Pinning ‘the change’ down to one match or one moment, is not easy, but I guess that’s proof of the work in progress. Sometimes the complexion of a single football match can change on a relatively small incident: a bad decision that goes against a team can somehow prove inspirational as players get an adrenalin rush. A near-miss, at either end, can do it. And if the spark ignites, things can take off.
Has there been a single ignition point for Norwich City or was it just a bit of a slow burner?
Pukki had scored two league goals in the opening six games, before scoring five games in a row - the first two for Finland – starting after the game at Ipswich.
If the change was that particular game, then is Aarons the instigator? It was his full debut for City and he hasn’t missed a league match since.
Or was it Christoph Zimmerman who came in for the home game against Middlesbrough – again, directly after the draw with Town - as City embarked on a run of five matches without defeat?
Or maybe it was Emi Buendia, another who made his full City debut against Ipswich and has hardly looked back since?
Then there’s Marco Stiepermann who arguably only became a regular starter after the match against Middlesbrough, holding down a place in the attack rather than drifting around as a makeshift full-back.
So everything points to the first two weeks of September, when City’s matches against Ipswich and Middlesbrough book-ended the international break that saw this remarkable transforation take its first real shape, identifiable as a smooth-winged beast with powers of defence, and pointy horns in attack.
Pukki, Aarons, Zimmermann, Buendia, Stiepermann – all key players.
What I and quite a few others saw at The Walks last July was just the very, very beginning.
Emi Buendia will be watching City from the stands for two more games – and boy has he learned a lesson for his rash tackle against QPR.
The red card that followed was a no-brainer – and there weren’t too many brain cells working inside Buendia when he tackled, with reckless abandon, Josh Scowen and earned himself a straight red.
How will he learn the lesson?
First, you expect Daniel Farke to have had a word in his shell-like. Farke has taught the youngsters well, and what he says to Buendia will stay with him.
Secondly, Farke’s track record suggests that, if City maintain their form then Buendia’s replacement, if it is the same player each time, will keep his place.
And if Buendia misses another three games on top of his suspension because he can’t get back into the side, then he will learn the toughest lesson of them all.
Footballers hate not playing – especially at times like this when there is so much at stake.
Lesson not learned
So, Ipswich could be relegated today.
If they don’t beat Birmingham – who have beaten Leeds and drawn against Sheffield United in their last two games – they will be planning for League One and come back better for it.
That’s the plan anyway. Doing a Norwich, if you like.
Except when City were relegated it was under Bryan Gunn and, when he lost that opening game at home to Colchester, his time was just about up.
Ipswich do it under the same manager who has taken them down. No plans for change.

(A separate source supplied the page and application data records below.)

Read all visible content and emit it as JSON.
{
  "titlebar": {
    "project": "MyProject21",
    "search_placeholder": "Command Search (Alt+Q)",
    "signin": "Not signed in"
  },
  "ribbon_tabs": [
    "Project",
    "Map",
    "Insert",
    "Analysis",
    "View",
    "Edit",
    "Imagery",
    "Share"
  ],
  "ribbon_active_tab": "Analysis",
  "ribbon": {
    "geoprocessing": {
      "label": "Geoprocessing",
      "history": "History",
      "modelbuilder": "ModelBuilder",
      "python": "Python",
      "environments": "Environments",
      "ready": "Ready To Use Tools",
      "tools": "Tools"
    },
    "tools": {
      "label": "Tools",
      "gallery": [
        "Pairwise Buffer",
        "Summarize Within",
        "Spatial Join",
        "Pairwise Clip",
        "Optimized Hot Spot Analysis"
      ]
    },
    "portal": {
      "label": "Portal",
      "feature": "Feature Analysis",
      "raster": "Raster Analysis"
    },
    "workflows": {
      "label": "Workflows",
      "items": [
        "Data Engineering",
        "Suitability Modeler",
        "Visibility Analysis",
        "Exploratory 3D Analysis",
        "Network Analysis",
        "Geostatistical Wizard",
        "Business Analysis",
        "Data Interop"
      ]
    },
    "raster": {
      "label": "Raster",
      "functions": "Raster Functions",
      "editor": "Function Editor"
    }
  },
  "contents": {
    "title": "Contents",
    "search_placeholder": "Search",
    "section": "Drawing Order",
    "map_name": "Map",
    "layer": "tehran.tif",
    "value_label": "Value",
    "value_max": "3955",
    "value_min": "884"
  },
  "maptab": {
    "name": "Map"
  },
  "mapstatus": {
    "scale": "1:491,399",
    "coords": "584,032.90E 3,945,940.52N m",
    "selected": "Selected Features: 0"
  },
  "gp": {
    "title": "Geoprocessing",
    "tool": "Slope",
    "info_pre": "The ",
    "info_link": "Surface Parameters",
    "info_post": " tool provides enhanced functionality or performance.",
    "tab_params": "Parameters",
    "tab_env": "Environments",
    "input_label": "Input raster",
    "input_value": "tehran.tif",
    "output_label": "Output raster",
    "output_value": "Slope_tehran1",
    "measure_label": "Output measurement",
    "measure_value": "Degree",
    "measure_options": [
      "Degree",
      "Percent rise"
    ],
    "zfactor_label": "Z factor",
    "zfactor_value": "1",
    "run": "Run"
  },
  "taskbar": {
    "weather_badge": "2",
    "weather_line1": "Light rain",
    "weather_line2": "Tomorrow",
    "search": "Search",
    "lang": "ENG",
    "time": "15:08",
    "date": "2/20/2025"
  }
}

Consider the stats. Gunn (in his first managerial job) had 19 games in charge, winning five, drawing five and losing nine for a total of 20 points.
Ipswich’s manager (in managerial posting number nine) has been in place longer – for 26 games – and has won three, drawn nine and lost 14 (plus an FA Cup tie at Accrington) for a total of 18 points.
Good luck with that one, chaps.